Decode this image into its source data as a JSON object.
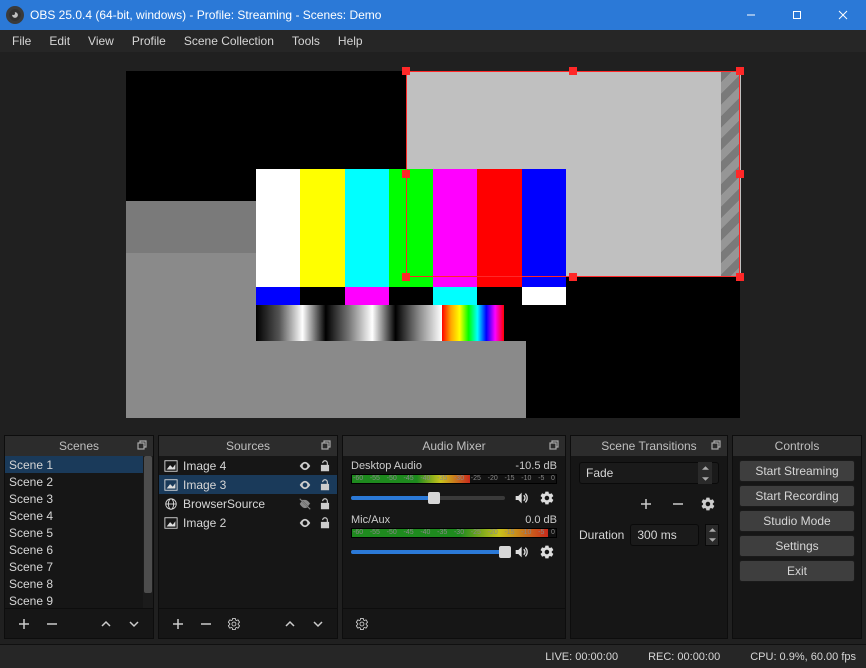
{
  "window": {
    "title": "OBS 25.0.4 (64-bit, windows) - Profile: Streaming - Scenes: Demo"
  },
  "menu": [
    "File",
    "Edit",
    "View",
    "Profile",
    "Scene Collection",
    "Tools",
    "Help"
  ],
  "panels": {
    "scenes": {
      "title": "Scenes",
      "items": [
        "Scene 1",
        "Scene 2",
        "Scene 3",
        "Scene 4",
        "Scene 5",
        "Scene 6",
        "Scene 7",
        "Scene 8",
        "Scene 9"
      ],
      "selected_index": 0
    },
    "sources": {
      "title": "Sources",
      "items": [
        {
          "label": "Image 4",
          "type": "image",
          "visible": true,
          "locked": false
        },
        {
          "label": "Image 3",
          "type": "image",
          "visible": true,
          "locked": false
        },
        {
          "label": "BrowserSource",
          "type": "browser",
          "visible": false,
          "locked": false
        },
        {
          "label": "Image 2",
          "type": "image",
          "visible": true,
          "locked": false
        }
      ],
      "selected_index": 1
    },
    "mixer": {
      "title": "Audio Mixer",
      "ticks": [
        "-60",
        "-55",
        "-50",
        "-45",
        "-40",
        "-35",
        "-30",
        "-25",
        "-20",
        "-15",
        "-10",
        "-5",
        "0"
      ],
      "channels": [
        {
          "name": "Desktop Audio",
          "db": "-10.5 dB",
          "fill_pct": 58,
          "slider_pct": 54
        },
        {
          "name": "Mic/Aux",
          "db": "0.0 dB",
          "fill_pct": 96,
          "slider_pct": 100
        }
      ]
    },
    "transitions": {
      "title": "Scene Transitions",
      "selected": "Fade",
      "duration_label": "Duration",
      "duration_value": "300 ms"
    },
    "controls": {
      "title": "Controls",
      "buttons": [
        "Start Streaming",
        "Start Recording",
        "Studio Mode",
        "Settings",
        "Exit"
      ]
    }
  },
  "status": {
    "live": "LIVE: 00:00:00",
    "rec": "REC: 00:00:00",
    "cpu": "CPU: 0.9%, 60.00 fps"
  }
}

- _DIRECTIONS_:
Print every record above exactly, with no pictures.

- _THE COMPLETED TASK_:
Decode this image into its source data as a JSON object.
{
  "window": {
    "title": "OBS 25.0.4 (64-bit, windows) - Profile: Streaming - Scenes: Demo"
  },
  "menu": [
    "File",
    "Edit",
    "View",
    "Profile",
    "Scene Collection",
    "Tools",
    "Help"
  ],
  "panels": {
    "scenes": {
      "title": "Scenes",
      "items": [
        "Scene 1",
        "Scene 2",
        "Scene 3",
        "Scene 4",
        "Scene 5",
        "Scene 6",
        "Scene 7",
        "Scene 8",
        "Scene 9"
      ],
      "selected_index": 0
    },
    "sources": {
      "title": "Sources",
      "items": [
        {
          "label": "Image 4",
          "type": "image",
          "visible": true,
          "locked": false
        },
        {
          "label": "Image 3",
          "type": "image",
          "visible": true,
          "locked": false
        },
        {
          "label": "BrowserSource",
          "type": "browser",
          "visible": false,
          "locked": false
        },
        {
          "label": "Image 2",
          "type": "image",
          "visible": true,
          "locked": false
        }
      ],
      "selected_index": 1
    },
    "mixer": {
      "title": "Audio Mixer",
      "ticks": [
        "-60",
        "-55",
        "-50",
        "-45",
        "-40",
        "-35",
        "-30",
        "-25",
        "-20",
        "-15",
        "-10",
        "-5",
        "0"
      ],
      "channels": [
        {
          "name": "Desktop Audio",
          "db": "-10.5 dB",
          "fill_pct": 58,
          "slider_pct": 54
        },
        {
          "name": "Mic/Aux",
          "db": "0.0 dB",
          "fill_pct": 96,
          "slider_pct": 100
        }
      ]
    },
    "transitions": {
      "title": "Scene Transitions",
      "selected": "Fade",
      "duration_label": "Duration",
      "duration_value": "300 ms"
    },
    "controls": {
      "title": "Controls",
      "buttons": [
        "Start Streaming",
        "Start Recording",
        "Studio Mode",
        "Settings",
        "Exit"
      ]
    }
  },
  "status": {
    "live": "LIVE: 00:00:00",
    "rec": "REC: 00:00:00",
    "cpu": "CPU: 0.9%, 60.00 fps"
  }
}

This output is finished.